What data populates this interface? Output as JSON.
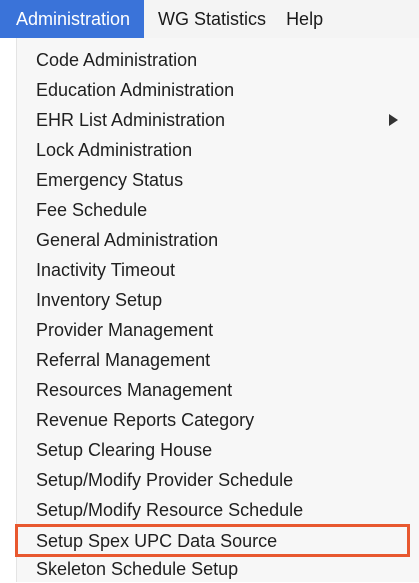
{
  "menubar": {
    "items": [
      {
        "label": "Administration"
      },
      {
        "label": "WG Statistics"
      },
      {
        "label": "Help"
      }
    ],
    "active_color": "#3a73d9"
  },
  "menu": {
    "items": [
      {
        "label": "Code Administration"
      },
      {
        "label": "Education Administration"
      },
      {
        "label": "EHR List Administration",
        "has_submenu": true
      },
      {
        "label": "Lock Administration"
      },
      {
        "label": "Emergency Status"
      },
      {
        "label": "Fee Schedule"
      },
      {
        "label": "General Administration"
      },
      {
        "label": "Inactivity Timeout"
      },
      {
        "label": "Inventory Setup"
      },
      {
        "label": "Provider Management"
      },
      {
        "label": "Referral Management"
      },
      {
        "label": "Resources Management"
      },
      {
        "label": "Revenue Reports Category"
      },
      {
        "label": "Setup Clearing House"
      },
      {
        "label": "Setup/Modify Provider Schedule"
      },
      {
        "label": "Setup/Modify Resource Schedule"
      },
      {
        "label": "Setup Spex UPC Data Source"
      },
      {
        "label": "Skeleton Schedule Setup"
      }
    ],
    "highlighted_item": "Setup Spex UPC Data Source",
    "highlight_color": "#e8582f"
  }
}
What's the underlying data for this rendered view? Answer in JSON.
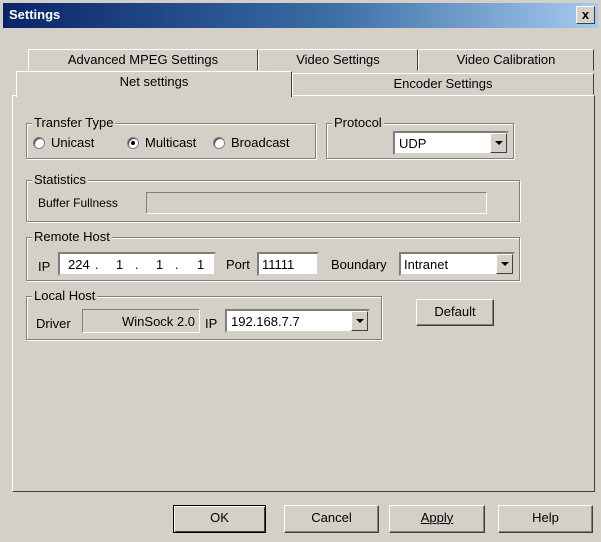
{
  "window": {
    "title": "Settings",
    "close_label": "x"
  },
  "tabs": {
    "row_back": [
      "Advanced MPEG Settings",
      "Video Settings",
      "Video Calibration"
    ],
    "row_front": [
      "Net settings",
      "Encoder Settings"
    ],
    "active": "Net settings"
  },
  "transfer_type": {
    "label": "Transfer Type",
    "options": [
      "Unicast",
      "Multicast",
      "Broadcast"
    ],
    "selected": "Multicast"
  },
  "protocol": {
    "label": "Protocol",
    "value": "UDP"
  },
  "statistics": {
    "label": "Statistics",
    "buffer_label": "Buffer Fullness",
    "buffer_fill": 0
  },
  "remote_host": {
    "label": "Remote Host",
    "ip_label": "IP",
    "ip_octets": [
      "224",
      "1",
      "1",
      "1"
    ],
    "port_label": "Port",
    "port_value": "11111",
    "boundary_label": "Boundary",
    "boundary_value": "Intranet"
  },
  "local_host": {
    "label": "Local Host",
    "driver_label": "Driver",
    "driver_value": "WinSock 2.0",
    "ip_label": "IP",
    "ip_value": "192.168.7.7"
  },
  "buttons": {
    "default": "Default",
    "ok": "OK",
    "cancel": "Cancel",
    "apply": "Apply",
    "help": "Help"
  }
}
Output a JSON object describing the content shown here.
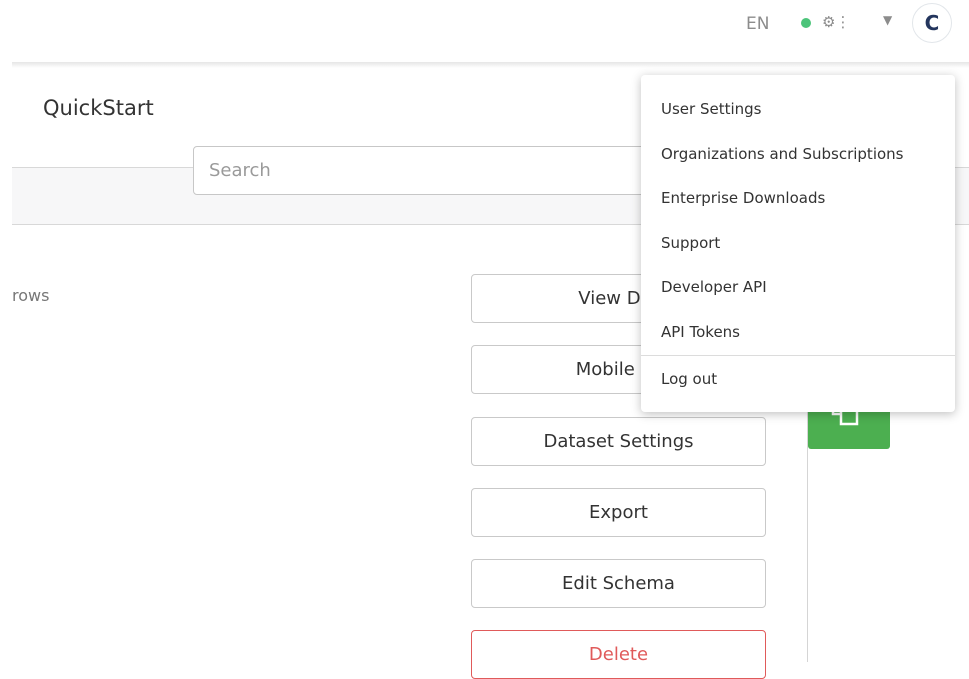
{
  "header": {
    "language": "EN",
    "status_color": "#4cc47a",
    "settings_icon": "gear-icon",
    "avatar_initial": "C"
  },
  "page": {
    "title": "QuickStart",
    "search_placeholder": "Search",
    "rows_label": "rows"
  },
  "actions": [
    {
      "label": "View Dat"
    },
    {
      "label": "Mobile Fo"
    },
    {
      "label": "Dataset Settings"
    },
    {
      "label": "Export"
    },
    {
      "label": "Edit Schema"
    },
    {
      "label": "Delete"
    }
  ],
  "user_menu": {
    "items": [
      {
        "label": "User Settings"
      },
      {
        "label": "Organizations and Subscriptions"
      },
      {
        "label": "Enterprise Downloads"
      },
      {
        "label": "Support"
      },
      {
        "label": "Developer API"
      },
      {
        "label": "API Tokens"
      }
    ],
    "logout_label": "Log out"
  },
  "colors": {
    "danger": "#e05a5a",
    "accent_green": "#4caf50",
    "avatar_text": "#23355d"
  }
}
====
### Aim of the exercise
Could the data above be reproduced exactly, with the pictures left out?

### Solution to this task
What data populates this interface? Output as JSON.
{
  "menubar": {
    "items": [
      {
        "label": "Administration"
      },
      {
        "label": "WG Statistics"
      },
      {
        "label": "Help"
      }
    ],
    "active_color": "#3a73d9"
  },
  "menu": {
    "items": [
      {
        "label": "Code Administration"
      },
      {
        "label": "Education Administration"
      },
      {
        "label": "EHR List Administration",
        "has_submenu": true
      },
      {
        "label": "Lock Administration"
      },
      {
        "label": "Emergency Status"
      },
      {
        "label": "Fee Schedule"
      },
      {
        "label": "General Administration"
      },
      {
        "label": "Inactivity Timeout"
      },
      {
        "label": "Inventory Setup"
      },
      {
        "label": "Provider Management"
      },
      {
        "label": "Referral Management"
      },
      {
        "label": "Resources Management"
      },
      {
        "label": "Revenue Reports Category"
      },
      {
        "label": "Setup Clearing House"
      },
      {
        "label": "Setup/Modify Provider Schedule"
      },
      {
        "label": "Setup/Modify Resource Schedule"
      },
      {
        "label": "Setup Spex UPC Data Source"
      },
      {
        "label": "Skeleton Schedule Setup"
      }
    ],
    "highlighted_item": "Setup Spex UPC Data Source",
    "highlight_color": "#e8582f"
  }
}
What's the underlying data for this rendered view? Answer in JSON.
{
  "window": {
    "title": "Settings",
    "close_label": "x"
  },
  "tabs": {
    "row_back": [
      "Advanced MPEG Settings",
      "Video Settings",
      "Video Calibration"
    ],
    "row_front": [
      "Net settings",
      "Encoder Settings"
    ],
    "active": "Net settings"
  },
  "transfer_type": {
    "label": "Transfer Type",
    "options": [
      "Unicast",
      "Multicast",
      "Broadcast"
    ],
    "selected": "Multicast"
  },
  "protocol": {
    "label": "Protocol",
    "value": "UDP"
  },
  "statistics": {
    "label": "Statistics",
    "buffer_label": "Buffer Fullness",
    "buffer_fill": 0
  },
  "remote_host": {
    "label": "Remote Host",
    "ip_label": "IP",
    "ip_octets": [
      "224",
      "1",
      "1",
      "1"
    ],
    "port_label": "Port",
    "port_value": "11111",
    "boundary_label": "Boundary",
    "boundary_value": "Intranet"
  },
  "local_host": {
    "label": "Local Host",
    "driver_label": "Driver",
    "driver_value": "WinSock 2.0",
    "ip_label": "IP",
    "ip_value": "192.168.7.7"
  },
  "buttons": {
    "default": "Default",
    "ok": "OK",
    "cancel": "Cancel",
    "apply": "Apply",
    "help": "Help"
  }
}
Output a JSON object describing the content shown here.
{
  "header": {
    "language": "EN",
    "status_color": "#4cc47a",
    "settings_icon": "gear-icon",
    "avatar_initial": "C"
  },
  "page": {
    "title": "QuickStart",
    "search_placeholder": "Search",
    "rows_label": "rows"
  },
  "actions": [
    {
      "label": "View Dat"
    },
    {
      "label": "Mobile Fo"
    },
    {
      "label": "Dataset Settings"
    },
    {
      "label": "Export"
    },
    {
      "label": "Edit Schema"
    },
    {
      "label": "Delete"
    }
  ],
  "user_menu": {
    "items": [
      {
        "label": "User Settings"
      },
      {
        "label": "Organizations and Subscriptions"
      },
      {
        "label": "Enterprise Downloads"
      },
      {
        "label": "Support"
      },
      {
        "label": "Developer API"
      },
      {
        "label": "API Tokens"
      }
    ],
    "logout_label": "Log out"
  },
  "colors": {
    "danger": "#e05a5a",
    "accent_green": "#4caf50",
    "avatar_text": "#23355d"
  }
}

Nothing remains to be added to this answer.